During the first two years of the Trump administration, more US coal fired power plants were shuttered than in the entirety of former President Barack Obama’s first term. Washington Post photo by Meg Kelly.
over 23,400 MW of US coal fired generation shut in 2017-2018
During the first two years of the Trump presidency, more US coal fired power plants were shuttered than were retired during the entire first term of the Barack Obama presidency. This occurred despite Republicans’ efforts to keep 2016 campaign promises by bringing back coal mining jobs.
Data from Reuters and the US Energy Information Administration shows that over 23,400 megawatts (MW) of coal fired generation were shut in, versus 14,900 MW between 2009-20012.
Despite Trump rolling back climate change and environment rules brought in during the Obama years, the highest number of coal shutdowns was in Trump’s second term. Approximately 14,500 MW were shut in last year.
Coal capacity peaked at 317,400 MW in 2011. As the decade nears to a close, consumers are calling for power from cleaner and less expensive energy sources.
In recent years, cheaper natural gas and renewables have made it uneconomic for utilities to keep investing in coal and nuclear plants.
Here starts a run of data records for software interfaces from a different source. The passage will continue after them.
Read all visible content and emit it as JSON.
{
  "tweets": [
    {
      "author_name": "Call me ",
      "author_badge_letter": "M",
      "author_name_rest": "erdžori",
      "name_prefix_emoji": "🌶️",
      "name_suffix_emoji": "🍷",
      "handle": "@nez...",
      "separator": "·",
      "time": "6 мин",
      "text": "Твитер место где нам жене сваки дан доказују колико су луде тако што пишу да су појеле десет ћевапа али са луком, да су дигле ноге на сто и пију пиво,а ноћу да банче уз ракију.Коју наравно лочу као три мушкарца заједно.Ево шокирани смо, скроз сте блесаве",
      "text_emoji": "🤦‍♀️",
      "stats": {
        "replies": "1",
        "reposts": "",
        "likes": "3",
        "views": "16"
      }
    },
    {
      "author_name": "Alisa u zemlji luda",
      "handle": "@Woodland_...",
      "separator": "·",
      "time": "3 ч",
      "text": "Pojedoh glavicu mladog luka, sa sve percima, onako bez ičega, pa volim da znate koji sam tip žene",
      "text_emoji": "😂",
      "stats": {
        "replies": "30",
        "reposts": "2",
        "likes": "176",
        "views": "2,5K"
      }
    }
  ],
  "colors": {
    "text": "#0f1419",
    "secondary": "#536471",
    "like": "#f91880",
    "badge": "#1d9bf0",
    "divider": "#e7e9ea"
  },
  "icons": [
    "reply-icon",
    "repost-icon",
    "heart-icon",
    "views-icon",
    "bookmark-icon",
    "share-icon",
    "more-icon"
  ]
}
This year, generators say the expect to shut in 8,422 MW of coal fired power and 1,500 MW of nuclear power. They will add 10,900 MW of wind power, 8,200 M@ solar and 7,500 MW natural gas, according to data from Reuters and the EIA.
One megawatt can power about 1,000 homes in the United States.
After declining for three years, US emissions of carbon dioxide spiked in 2018 as extreme cold weather boosted natural gas demand for heating. As well, the booming economy increased fuel use, according to a study by Rhodium Group.
John Larsen, a director at Rhodium Group, said despite the spike in CO2 emissions, “there will be a limit to what increasingly cheap renewable power and continuously cheap natural gas can deliver with respect to emissions reductions”.
Natural gas emits about half the amount of carbon as coal.